From the first line to the last, return the data exactly as it stands.

### [Items from an interface collection]

....................

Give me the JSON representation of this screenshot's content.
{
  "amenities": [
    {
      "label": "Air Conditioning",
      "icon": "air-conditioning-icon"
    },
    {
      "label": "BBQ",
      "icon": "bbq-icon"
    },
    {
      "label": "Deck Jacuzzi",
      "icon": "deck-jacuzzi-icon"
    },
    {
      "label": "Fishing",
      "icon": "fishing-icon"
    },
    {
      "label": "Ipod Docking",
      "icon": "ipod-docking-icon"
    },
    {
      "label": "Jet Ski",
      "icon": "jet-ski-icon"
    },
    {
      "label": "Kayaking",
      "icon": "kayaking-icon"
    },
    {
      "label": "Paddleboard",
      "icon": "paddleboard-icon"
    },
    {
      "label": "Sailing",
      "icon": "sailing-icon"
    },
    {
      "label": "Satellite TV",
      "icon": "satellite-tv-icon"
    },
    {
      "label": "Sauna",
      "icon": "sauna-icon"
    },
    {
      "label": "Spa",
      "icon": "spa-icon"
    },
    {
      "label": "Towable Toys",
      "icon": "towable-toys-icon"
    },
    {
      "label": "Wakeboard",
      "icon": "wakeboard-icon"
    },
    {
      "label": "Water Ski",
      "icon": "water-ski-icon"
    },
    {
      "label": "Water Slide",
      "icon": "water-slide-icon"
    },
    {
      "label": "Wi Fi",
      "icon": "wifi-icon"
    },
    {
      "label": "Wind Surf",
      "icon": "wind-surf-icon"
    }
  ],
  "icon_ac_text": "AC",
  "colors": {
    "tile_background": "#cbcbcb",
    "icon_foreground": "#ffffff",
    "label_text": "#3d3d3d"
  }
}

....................

### [SOLUTION FOR THIS EXERCISE]
Give me the JSON representation of this screenshot's content.
{
  "amenities": [
    {
      "label": "Air Conditioning",
      "icon": "air-conditioning-icon"
    },
    {
      "label": "BBQ",
      "icon": "bbq-icon"
    },
    {
      "label": "Deck Jacuzzi",
      "icon": "deck-jacuzzi-icon"
    },
    {
      "label": "Fishing",
      "icon": "fishing-icon"
    },
    {
      "label": "Ipod Docking",
      "icon": "ipod-docking-icon"
    },
    {
      "label": "Jet Ski",
      "icon": "jet-ski-icon"
    },
    {
      "label": "Kayaking",
      "icon": "kayaking-icon"
    },
    {
      "label": "Paddleboard",
      "icon": "paddleboard-icon"
    },
    {
      "label": "Sailing",
      "icon": "sailing-icon"
    },
    {
      "label": "Satellite TV",
      "icon": "satellite-tv-icon"
    },
    {
      "label": "Sauna",
      "icon": "sauna-icon"
    },
    {
      "label": "Spa",
      "icon": "spa-icon"
    },
    {
      "label": "Towable Toys",
      "icon": "towable-toys-icon"
    },
    {
      "label": "Wakeboard",
      "icon": "wakeboard-icon"
    },
    {
      "label": "Water Ski",
      "icon": "water-ski-icon"
    },
    {
      "label": "Water Slide",
      "icon": "water-slide-icon"
    },
    {
      "label": "Wi Fi",
      "icon": "wifi-icon"
    },
    {
      "label": "Wind Surf",
      "icon": "wind-surf-icon"
    }
  ],
  "icon_ac_text": "AC",
  "colors": {
    "tile_background": "#cbcbcb",
    "icon_foreground": "#ffffff",
    "label_text": "#3d3d3d"
  }
}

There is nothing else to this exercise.